The coal company Cloud Peak Energy filed a stockholder rights plan, more commonly known as a poison pill provision, with the Securities and Exchange Commission this week. It's a way of protecting management from a hostile takeover from a new investor.
Without concrete language stating that, it mirrors the language used in a similar filing by J.C. Penney in 2013. The company's board began a strategic alternatives review at the end of last year, showing a willingness to sell off major assets, including the company itself.
Clark Williams-Derry, the director of energy finance for the Sightline Institute, a sustainability think-tank, said the provision protects the struggling Cloud Peak from an investor coming in and altering the company's trajectory.
"I could imagine the total value of the company is so low that maybe one of its competitors would step in and say, 'Okay, we're going to buy shares of Cloud Peak and use that to start to try to reduce production,'" Williams-Derry said.
He said it's likely a precautionary measure and not in response to a specific threat, though the company did not respond to clarify. But it is a sign of financial distress, according to Williams-Derry.
"Most companies don't have to worry about this sort of thing. A company with a good business doesn't have to worry about some investor stepping in and trying to mess things up for the company," Williams-Derry said.
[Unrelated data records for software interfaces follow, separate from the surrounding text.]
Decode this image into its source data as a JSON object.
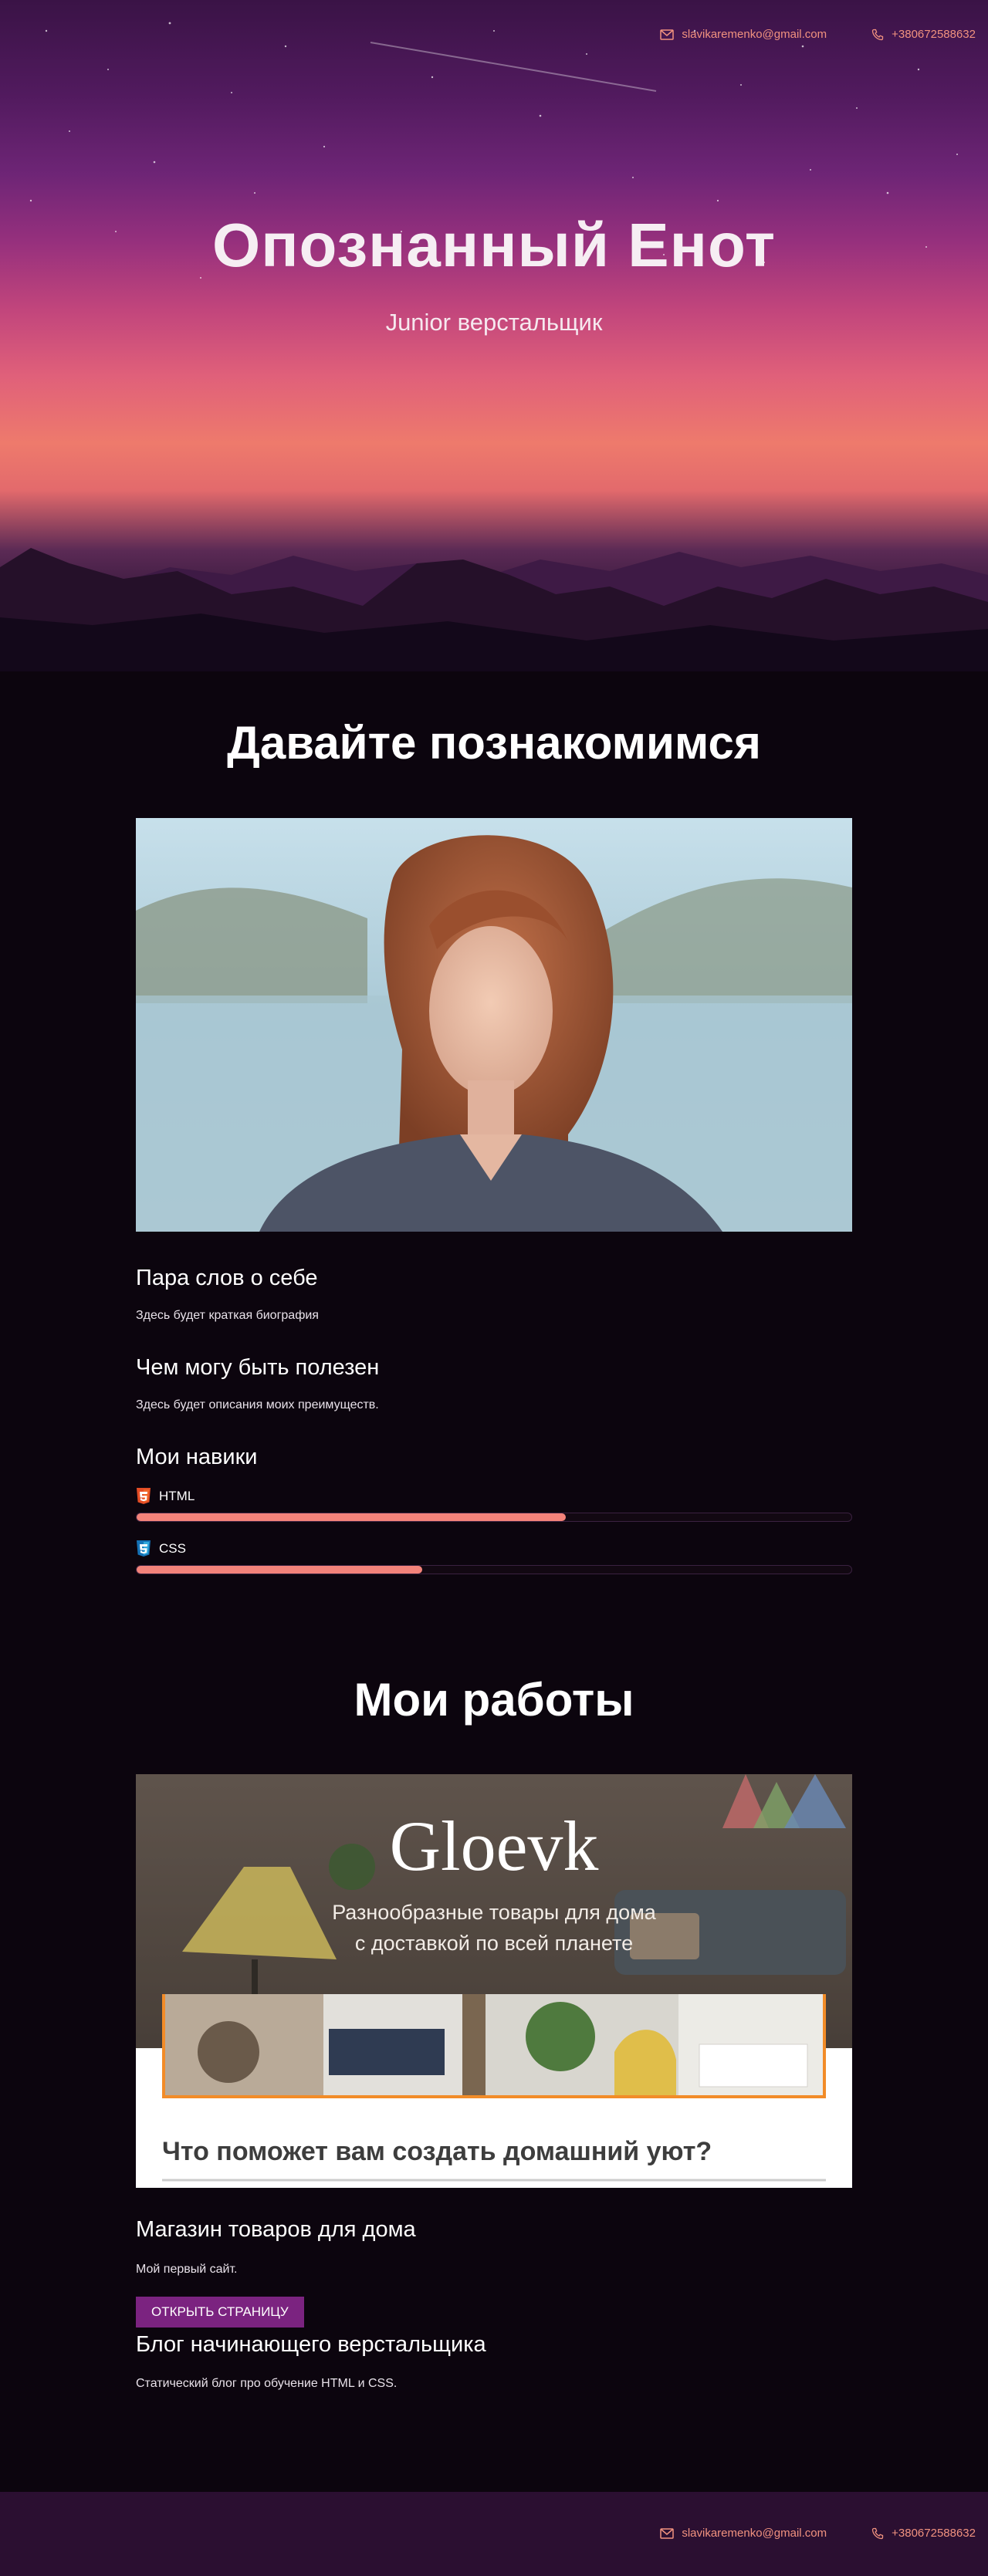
{
  "header": {
    "email": "slavikaremenko@gmail.com",
    "phone": "+380672588632",
    "email_icon": "envelope-icon",
    "phone_icon": "phone-icon"
  },
  "hero": {
    "title": "Опознанный Енот",
    "subtitle": "Junior верстальщик"
  },
  "about": {
    "title": "Давайте познакомимся",
    "bio_title": "Пара слов о себе",
    "bio_text": "Здесь будет краткая биография",
    "useful_title": "Чем могу быть полезен",
    "useful_text": "Здесь будет описания моих преимуществ.",
    "skills_title": "Мои навики",
    "skills": [
      {
        "name": "HTML",
        "icon": "html5-icon",
        "level": 0.6
      },
      {
        "name": "CSS",
        "icon": "css3-icon",
        "level": 0.4
      }
    ]
  },
  "works": {
    "title": "Мои работы",
    "preview": {
      "brand": "Gloevk",
      "tagline_1": "Разнообразные товары для дома",
      "tagline_2": "с доставкой по всей планете",
      "heading": "Что поможет вам создать домашний уют?"
    },
    "projects": [
      {
        "title": "Магазин товаров для дома",
        "text": "Мой первый сайт.",
        "button": "ОТКРЫТЬ СТРАНИЦУ"
      },
      {
        "title": "Блог начинающего верстальщика",
        "text": "Статический блог про обучение HTML и CSS."
      }
    ]
  },
  "footer": {
    "email": "slavikaremenko@gmail.com",
    "phone": "+380672588632"
  },
  "colors": {
    "accent": "#f3837a",
    "button": "#7b2380",
    "background": "#0c050e",
    "footer": "#2b0f31"
  }
}
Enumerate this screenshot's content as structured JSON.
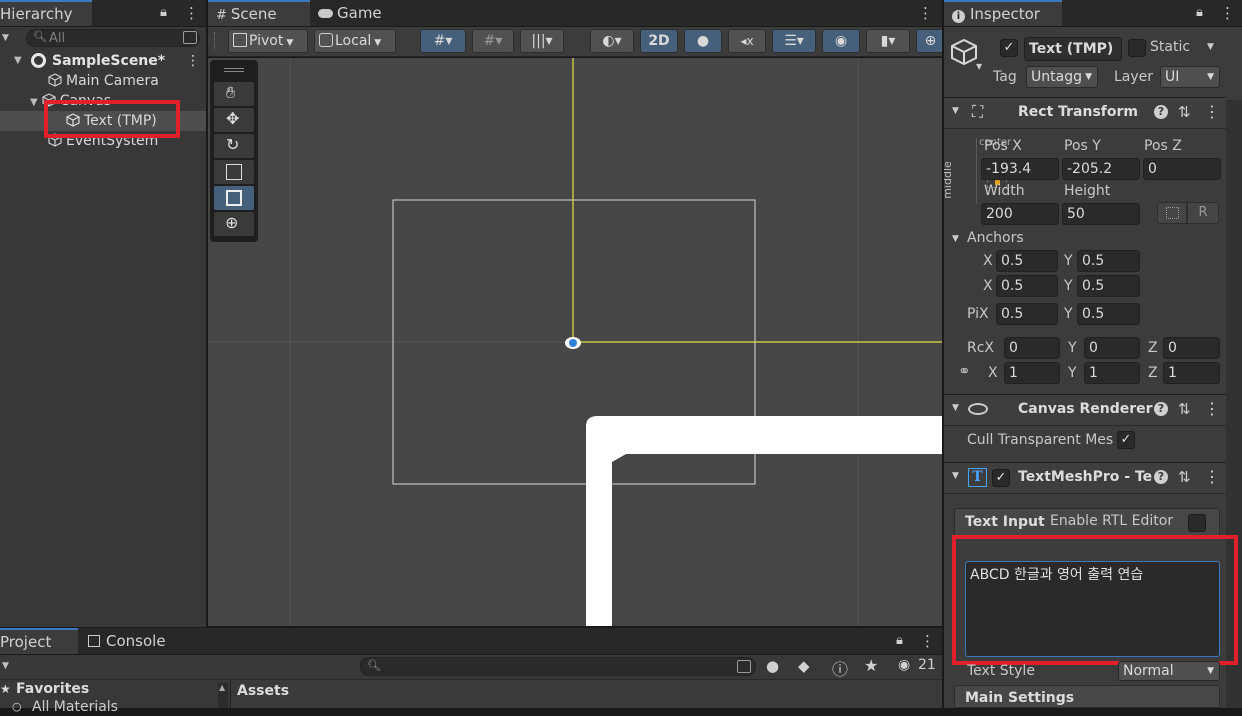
{
  "hierarchy": {
    "tab_label": "Hierarchy",
    "search_placeholder": "All",
    "scene_name": "SampleScene*",
    "items": [
      "Main Camera",
      "Canvas",
      "Text (TMP)",
      "EventSystem"
    ]
  },
  "scene_tabs": {
    "scene": "Scene",
    "game": "Game"
  },
  "scene_toolbar": {
    "pivot": "Pivot",
    "local": "Local",
    "mode_2d": "2D"
  },
  "inspector": {
    "tab_label": "Inspector",
    "object_name": "Text (TMP)",
    "static_label": "Static",
    "tag_label": "Tag",
    "tag_value": "Untagged",
    "layer_label": "Layer",
    "layer_value": "UI"
  },
  "rect_transform": {
    "title": "Rect Transform",
    "preset_top": "center",
    "preset_side": "middle",
    "pos_x_label": "Pos X",
    "pos_y_label": "Pos Y",
    "pos_z_label": "Pos Z",
    "pos_x": "-193.4",
    "pos_y": "-205.2",
    "pos_z": "0",
    "width_label": "Width",
    "height_label": "Height",
    "width": "200",
    "height": "50",
    "r_button": "R",
    "anchors_label": "Anchors",
    "anchor_min_label": "X",
    "anchor_min_x": "0.5",
    "anchor_min_y": "0.5",
    "anchor_max_label": "X",
    "anchor_max_x": "0.5",
    "anchor_max_y": "0.5",
    "pivot_label": "PiX",
    "pivot_x": "0.5",
    "pivot_y": "0.5",
    "rotation_label": "RcX",
    "rot_x": "0",
    "rot_y": "0",
    "rot_z": "0",
    "scale_x": "1",
    "scale_y": "1",
    "scale_z": "1",
    "y_label": "Y",
    "z_label": "Z",
    "x_label": "X"
  },
  "canvas_renderer": {
    "title": "Canvas Renderer",
    "cull_label": "Cull Transparent Mes"
  },
  "textmeshpro": {
    "title": "TextMeshPro - Te",
    "text_input_label": "Text Input",
    "rtl_label": "Enable RTL Editor",
    "text_value": "ABCD 한글과 영어 출력 연습",
    "text_style_label": "Text Style",
    "text_style_value": "Normal",
    "main_settings_label": "Main Settings"
  },
  "project": {
    "tab_label": "Project",
    "console_label": "Console",
    "favorites_label": "Favorites",
    "all_materials_label": "All Materials",
    "assets_label": "Assets",
    "hidden_count": "21"
  },
  "colors": {
    "accent": "#3a79bb",
    "highlight": "#e0202a",
    "selection": "#46607c"
  }
}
Cloud Peak's stock could be kicked off the New York Stock Exchange in the coming months after prolonged share prices under one dollar.